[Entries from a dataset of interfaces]
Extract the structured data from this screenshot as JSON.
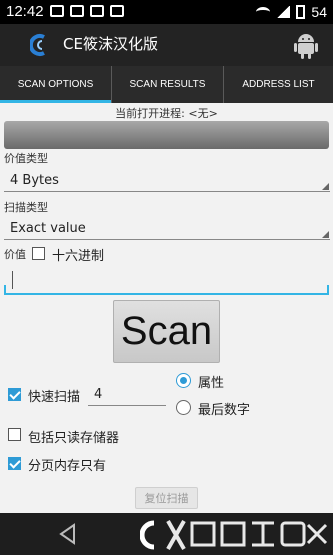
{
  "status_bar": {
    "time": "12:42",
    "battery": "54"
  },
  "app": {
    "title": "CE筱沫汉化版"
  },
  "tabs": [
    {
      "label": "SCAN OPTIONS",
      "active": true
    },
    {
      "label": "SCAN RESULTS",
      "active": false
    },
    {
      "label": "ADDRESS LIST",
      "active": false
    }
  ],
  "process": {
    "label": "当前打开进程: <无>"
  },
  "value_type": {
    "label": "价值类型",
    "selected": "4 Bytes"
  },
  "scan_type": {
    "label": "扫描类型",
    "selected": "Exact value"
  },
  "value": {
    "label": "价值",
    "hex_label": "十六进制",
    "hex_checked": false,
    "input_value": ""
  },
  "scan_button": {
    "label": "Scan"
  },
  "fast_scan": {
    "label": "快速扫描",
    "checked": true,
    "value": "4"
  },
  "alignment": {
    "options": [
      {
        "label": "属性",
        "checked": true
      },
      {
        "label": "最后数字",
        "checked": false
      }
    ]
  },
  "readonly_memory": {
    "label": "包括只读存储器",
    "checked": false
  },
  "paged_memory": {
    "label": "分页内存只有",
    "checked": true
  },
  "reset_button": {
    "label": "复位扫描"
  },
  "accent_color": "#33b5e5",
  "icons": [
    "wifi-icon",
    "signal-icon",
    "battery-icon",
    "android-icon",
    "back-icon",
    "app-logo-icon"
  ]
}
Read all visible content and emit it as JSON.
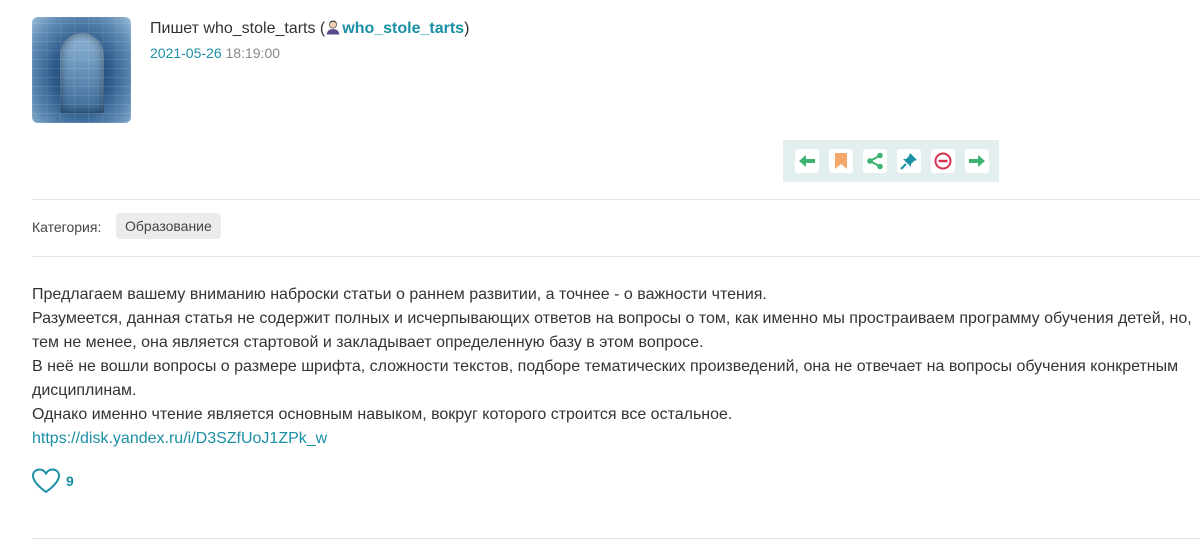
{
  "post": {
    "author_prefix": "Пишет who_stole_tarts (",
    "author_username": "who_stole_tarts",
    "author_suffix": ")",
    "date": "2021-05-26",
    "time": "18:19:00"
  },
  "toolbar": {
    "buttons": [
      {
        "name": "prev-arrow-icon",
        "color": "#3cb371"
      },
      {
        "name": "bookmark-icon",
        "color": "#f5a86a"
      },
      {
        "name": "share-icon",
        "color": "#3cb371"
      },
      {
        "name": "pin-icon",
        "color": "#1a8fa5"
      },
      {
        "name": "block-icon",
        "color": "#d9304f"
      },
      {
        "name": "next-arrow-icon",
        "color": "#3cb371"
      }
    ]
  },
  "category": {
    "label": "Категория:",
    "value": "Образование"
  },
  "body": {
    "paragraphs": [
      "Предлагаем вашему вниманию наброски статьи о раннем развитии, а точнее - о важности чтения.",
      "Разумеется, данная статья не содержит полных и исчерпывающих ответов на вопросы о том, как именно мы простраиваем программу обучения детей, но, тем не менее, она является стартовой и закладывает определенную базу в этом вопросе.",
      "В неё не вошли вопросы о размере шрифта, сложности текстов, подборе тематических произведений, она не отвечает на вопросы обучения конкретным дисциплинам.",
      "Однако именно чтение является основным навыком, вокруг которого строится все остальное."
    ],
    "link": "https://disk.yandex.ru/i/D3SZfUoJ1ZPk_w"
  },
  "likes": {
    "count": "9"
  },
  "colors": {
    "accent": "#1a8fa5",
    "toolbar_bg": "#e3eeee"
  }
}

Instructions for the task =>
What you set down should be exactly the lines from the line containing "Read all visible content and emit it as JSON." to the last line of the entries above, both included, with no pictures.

Answer to the problem =>
Read all visible content and emit it as JSON.
{
  "post": {
    "author_prefix": "Пишет who_stole_tarts (",
    "author_username": "who_stole_tarts",
    "author_suffix": ")",
    "date": "2021-05-26",
    "time": "18:19:00"
  },
  "toolbar": {
    "buttons": [
      {
        "name": "prev-arrow-icon",
        "color": "#3cb371"
      },
      {
        "name": "bookmark-icon",
        "color": "#f5a86a"
      },
      {
        "name": "share-icon",
        "color": "#3cb371"
      },
      {
        "name": "pin-icon",
        "color": "#1a8fa5"
      },
      {
        "name": "block-icon",
        "color": "#d9304f"
      },
      {
        "name": "next-arrow-icon",
        "color": "#3cb371"
      }
    ]
  },
  "category": {
    "label": "Категория:",
    "value": "Образование"
  },
  "body": {
    "paragraphs": [
      "Предлагаем вашему вниманию наброски статьи о раннем развитии, а точнее - о важности чтения.",
      "Разумеется, данная статья не содержит полных и исчерпывающих ответов на вопросы о том, как именно мы простраиваем программу обучения детей, но, тем не менее, она является стартовой и закладывает определенную базу в этом вопросе.",
      "В неё не вошли вопросы о размере шрифта, сложности текстов, подборе тематических произведений, она не отвечает на вопросы обучения конкретным дисциплинам.",
      "Однако именно чтение является основным навыком, вокруг которого строится все остальное."
    ],
    "link": "https://disk.yandex.ru/i/D3SZfUoJ1ZPk_w"
  },
  "likes": {
    "count": "9"
  },
  "colors": {
    "accent": "#1a8fa5",
    "toolbar_bg": "#e3eeee"
  }
}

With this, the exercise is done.